An appeal by President Khama, The Speaker of the National Assembly, the Attorney General and the Judicial Services Commission against a recent judgment by Justice Abednico Tafa may never see the light of day as it will be impossible to assemble judges to hear it because of a conflict of interest ÔÇô it emerged last week.
In his judgment, justice Tafa ordered that Section 4 of the Court of Appeal Act of 1980 which allows the President to determine the number of justices of appeal should be struck down as unconstitutional; That the appointment of Justices of Appeal on more than one three year contract, as has been the practice for many years is unconstitutional and that the appointment of the justices of appeal other than the Judge President is unconstitutional. The state immediately lodged an appeal against the judgment, and applied for a stay of the judgment pending the appeal. As it turns out, however, it may not be possible to empanel a court that would hear the appeal. Agreeing with the argument raised by the National Amalgamated Local and Central Parastatal Workers Union (NALCPWU) who were opposing the application for a stay of the judgment, Justice Tafa said, “from the onset, I would like to advert my mind to the submission by the 1st respondent (NALCPWU) to the effect that as things stand, there might never be an appeal for the reason that it would be well nigh impossible to empanel a court that would hear the appeal. This argument, farfetched as it may seem at a blush nevertheless deserves interrogation, for; it is unlikely that a panel of judges will be available to hear the appeal. Then and in that event, a stay pending appeal will be tantamount to subverting the ends of justice because it would remain in force indefinitely to the prejudice of the respondent herein, which holds a judgment in its favour.”
According to the Court of Appeal Act, only the President of the Court of Appeal can empanel a court to consider an appeal.

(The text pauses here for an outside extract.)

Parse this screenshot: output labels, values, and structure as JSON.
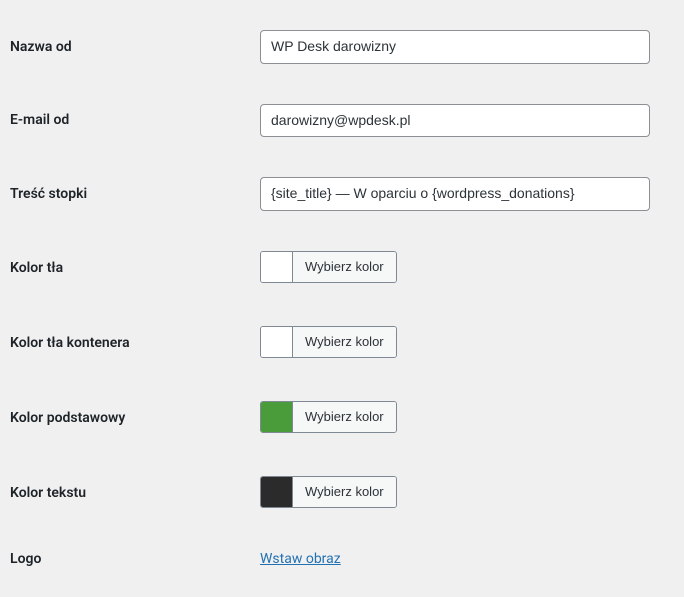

The President of the Court of Appeal, Justice Ian Kirby would be unable to convene judges to hear the case because as a member of the Judicial Services Commission which is appealing the judgment, he is conflicted. There would also be no resident judge to act on behalf of Justice Kirby as the next senior judge of the Court of Appeal namely justice Isaac Lesetedi would also be conflicted because he is a respondent in the appeal. The next senior judge after Justice Lesetedi is Justice Monametsi Gaongalelwe who is also conflicted. Dismissing the application for a stay of the orders, Justice Tafa said, “the likelihood if not probability, therefore, is that it is impossible to convene a Court of Appeal for the purpose of the applicants.” Justice Tafa said the “risk in granting an order for stay when there is no certainty as to whether an appeal court can be convened is that the order may become final. This would be unjust and contrary to all notions of justice. This therefore diminishes, in no small measure, the applicants’ prospects of success. The possibility of the Court of Appeal not being able to convene owing to the fact that all the judges thereof are conflicted is not as farfetched as some may think. Such situation [played itself in South Africa in the case of Judge President Hlope v Premier of Western Cape Province 2012 (6) SA 13, wherein because the judges of the Constitutional Court ( that being the apex court in South Africa) were conflicted could not be convened to deliberate upon the applicant’s appeal. As a result, the judgment of the court below was regarded as final.